(YOUR TASK):
Note each line of the listing that contains the string "Windows", and copy it.

(EXERCISE DATA):
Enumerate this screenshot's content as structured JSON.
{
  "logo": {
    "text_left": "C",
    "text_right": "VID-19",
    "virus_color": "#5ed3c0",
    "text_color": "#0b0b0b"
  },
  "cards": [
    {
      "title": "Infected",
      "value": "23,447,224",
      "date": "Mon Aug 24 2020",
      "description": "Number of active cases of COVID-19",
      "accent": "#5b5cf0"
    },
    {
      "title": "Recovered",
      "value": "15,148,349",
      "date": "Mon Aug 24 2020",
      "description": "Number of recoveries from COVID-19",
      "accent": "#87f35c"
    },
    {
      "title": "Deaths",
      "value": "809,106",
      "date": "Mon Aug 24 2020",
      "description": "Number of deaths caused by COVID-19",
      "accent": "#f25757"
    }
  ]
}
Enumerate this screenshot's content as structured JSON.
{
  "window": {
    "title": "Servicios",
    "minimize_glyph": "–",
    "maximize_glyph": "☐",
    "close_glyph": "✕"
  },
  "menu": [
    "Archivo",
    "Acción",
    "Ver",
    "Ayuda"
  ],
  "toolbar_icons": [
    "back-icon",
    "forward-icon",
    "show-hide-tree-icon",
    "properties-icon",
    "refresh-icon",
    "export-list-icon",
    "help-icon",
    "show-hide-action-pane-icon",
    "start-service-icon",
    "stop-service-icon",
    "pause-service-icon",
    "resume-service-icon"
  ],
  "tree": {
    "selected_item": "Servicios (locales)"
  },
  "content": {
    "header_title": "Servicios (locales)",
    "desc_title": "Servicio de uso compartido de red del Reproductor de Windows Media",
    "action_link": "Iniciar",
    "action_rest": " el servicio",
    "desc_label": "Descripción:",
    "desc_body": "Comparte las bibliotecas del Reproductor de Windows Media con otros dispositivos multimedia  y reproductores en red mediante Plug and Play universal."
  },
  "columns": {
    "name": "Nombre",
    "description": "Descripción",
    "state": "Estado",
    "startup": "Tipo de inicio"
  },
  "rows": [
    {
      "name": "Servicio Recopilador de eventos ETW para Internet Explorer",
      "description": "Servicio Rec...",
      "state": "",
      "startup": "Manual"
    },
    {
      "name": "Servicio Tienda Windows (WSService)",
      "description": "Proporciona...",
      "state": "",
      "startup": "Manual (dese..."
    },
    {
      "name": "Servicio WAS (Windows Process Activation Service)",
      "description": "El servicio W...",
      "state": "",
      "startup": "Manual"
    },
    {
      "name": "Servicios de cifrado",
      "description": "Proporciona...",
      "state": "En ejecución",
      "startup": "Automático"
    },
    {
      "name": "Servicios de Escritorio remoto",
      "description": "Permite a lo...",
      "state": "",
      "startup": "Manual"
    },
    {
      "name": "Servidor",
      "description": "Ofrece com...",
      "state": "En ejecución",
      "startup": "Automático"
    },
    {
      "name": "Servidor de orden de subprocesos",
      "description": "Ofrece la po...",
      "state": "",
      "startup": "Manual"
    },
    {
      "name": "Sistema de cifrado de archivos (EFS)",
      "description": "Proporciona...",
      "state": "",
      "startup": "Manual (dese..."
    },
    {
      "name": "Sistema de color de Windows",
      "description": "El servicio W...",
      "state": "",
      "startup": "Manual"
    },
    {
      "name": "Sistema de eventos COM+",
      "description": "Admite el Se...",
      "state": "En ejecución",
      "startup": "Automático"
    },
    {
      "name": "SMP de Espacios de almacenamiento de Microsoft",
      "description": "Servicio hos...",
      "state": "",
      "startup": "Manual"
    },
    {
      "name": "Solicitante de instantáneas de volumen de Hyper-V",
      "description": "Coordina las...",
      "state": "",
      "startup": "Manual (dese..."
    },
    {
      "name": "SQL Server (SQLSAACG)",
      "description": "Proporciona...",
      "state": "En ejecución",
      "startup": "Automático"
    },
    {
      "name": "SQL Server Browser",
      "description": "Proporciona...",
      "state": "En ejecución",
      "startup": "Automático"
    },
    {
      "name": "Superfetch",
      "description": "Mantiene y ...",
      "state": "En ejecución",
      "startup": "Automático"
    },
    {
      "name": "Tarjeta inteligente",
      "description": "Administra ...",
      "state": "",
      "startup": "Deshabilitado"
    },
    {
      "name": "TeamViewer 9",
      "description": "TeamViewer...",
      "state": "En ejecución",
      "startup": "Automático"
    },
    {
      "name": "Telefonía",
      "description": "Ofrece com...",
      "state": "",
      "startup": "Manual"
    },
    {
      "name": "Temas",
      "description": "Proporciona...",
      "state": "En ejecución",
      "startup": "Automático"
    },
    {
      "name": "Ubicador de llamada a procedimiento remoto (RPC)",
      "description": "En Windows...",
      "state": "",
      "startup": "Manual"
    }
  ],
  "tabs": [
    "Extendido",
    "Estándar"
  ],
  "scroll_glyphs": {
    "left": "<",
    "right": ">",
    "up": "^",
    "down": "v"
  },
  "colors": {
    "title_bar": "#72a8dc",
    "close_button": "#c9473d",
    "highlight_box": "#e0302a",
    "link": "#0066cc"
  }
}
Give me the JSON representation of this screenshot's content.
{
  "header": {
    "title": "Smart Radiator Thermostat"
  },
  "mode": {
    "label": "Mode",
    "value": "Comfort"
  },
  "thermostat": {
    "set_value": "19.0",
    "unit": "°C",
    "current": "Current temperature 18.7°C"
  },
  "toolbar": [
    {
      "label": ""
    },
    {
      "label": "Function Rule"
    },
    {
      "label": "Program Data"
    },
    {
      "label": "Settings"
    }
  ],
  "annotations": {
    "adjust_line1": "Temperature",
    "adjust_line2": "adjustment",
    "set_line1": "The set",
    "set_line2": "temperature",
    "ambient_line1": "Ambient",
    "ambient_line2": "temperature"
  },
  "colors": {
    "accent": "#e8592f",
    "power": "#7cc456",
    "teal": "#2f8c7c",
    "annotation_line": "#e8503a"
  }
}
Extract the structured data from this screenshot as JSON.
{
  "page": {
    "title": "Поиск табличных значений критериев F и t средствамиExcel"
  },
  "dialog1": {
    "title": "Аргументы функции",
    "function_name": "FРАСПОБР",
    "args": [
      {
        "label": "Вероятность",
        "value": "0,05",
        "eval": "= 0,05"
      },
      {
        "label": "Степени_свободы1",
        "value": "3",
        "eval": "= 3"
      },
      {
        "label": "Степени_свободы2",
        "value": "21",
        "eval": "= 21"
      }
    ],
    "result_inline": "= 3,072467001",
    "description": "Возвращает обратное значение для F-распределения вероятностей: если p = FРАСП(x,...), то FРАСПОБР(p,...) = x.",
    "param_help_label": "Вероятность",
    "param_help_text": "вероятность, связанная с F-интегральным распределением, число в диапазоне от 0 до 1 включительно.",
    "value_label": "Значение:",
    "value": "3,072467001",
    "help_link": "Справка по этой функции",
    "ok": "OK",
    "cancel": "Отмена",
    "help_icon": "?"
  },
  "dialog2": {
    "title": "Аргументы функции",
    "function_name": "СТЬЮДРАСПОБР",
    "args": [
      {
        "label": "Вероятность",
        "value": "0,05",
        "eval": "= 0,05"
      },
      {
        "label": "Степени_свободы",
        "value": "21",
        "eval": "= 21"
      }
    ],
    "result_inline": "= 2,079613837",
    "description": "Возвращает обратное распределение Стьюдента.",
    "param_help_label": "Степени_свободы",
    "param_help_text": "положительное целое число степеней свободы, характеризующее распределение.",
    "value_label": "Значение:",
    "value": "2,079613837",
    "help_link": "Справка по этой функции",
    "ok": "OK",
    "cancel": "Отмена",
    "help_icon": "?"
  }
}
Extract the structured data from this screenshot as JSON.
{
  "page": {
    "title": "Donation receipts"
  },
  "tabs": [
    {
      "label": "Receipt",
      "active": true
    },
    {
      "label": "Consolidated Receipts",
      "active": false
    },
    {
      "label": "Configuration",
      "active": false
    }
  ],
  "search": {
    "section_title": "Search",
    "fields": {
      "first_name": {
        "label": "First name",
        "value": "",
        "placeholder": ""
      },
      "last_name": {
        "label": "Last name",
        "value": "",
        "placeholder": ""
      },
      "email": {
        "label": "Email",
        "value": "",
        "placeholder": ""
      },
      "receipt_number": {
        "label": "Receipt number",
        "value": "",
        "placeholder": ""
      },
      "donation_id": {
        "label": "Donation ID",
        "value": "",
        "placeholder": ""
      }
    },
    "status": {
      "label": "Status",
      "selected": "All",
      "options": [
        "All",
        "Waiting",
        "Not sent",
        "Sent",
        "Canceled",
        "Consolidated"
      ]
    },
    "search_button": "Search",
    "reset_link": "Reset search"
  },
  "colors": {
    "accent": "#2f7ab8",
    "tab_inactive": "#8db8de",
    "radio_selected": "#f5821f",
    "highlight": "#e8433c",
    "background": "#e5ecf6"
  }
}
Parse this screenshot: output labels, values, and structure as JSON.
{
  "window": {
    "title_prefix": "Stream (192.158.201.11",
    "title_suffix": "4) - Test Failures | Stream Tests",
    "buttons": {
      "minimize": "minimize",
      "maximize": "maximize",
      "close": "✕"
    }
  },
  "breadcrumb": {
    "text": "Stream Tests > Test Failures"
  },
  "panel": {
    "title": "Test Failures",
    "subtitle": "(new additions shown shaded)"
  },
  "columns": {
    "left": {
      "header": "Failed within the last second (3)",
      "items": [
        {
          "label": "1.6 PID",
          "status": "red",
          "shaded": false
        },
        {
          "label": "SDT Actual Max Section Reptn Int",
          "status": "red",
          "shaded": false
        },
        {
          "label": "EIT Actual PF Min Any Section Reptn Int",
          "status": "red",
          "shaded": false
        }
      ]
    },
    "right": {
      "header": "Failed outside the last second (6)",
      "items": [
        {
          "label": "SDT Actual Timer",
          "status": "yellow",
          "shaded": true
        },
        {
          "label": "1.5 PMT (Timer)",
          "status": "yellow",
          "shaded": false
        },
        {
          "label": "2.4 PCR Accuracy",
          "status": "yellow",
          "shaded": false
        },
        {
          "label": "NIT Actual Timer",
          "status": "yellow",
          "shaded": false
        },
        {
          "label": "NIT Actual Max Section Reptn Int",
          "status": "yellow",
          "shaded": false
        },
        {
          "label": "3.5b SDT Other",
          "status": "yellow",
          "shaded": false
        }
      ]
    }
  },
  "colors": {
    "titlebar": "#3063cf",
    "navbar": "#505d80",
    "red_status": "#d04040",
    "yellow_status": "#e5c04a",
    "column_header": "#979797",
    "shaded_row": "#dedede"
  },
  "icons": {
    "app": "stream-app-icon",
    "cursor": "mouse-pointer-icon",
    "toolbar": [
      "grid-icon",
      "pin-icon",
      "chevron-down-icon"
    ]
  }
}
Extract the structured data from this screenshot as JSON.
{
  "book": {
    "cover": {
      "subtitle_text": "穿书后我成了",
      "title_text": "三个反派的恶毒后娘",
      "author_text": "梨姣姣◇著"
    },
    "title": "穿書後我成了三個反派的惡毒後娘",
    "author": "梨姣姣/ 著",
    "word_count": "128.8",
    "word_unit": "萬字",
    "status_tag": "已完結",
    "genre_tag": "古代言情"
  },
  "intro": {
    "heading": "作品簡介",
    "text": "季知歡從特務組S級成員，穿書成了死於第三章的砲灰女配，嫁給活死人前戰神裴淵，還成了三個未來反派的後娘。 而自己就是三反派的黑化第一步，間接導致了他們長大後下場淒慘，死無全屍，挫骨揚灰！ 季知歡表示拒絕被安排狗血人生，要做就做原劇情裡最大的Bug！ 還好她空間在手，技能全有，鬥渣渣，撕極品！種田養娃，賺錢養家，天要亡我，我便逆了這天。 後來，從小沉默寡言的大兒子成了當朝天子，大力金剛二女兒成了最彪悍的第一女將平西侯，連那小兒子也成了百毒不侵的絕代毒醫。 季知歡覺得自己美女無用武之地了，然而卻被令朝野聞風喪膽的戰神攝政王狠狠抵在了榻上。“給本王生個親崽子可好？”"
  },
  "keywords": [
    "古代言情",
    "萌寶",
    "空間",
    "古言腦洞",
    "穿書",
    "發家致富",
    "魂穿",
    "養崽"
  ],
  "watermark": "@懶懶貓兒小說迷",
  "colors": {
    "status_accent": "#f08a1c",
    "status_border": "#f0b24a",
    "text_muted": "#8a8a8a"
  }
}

(SOLUTION TO THIS TASK):
    "desc_title": "Servicio de uso compartido de red del Reproductor de Windows Media",
    "desc_body": "Comparte las bibliotecas del Reproductor de Windows Media con otros dispositivos multimedia  y reproductores en red mediante Plug and Play universal."
      "name": "Servicio Tienda Windows (WSService)",
      "name": "Servicio WAS (Windows Process Activation Service)",
      "name": "Sistema de color de Windows",
      "description": "En Windows...",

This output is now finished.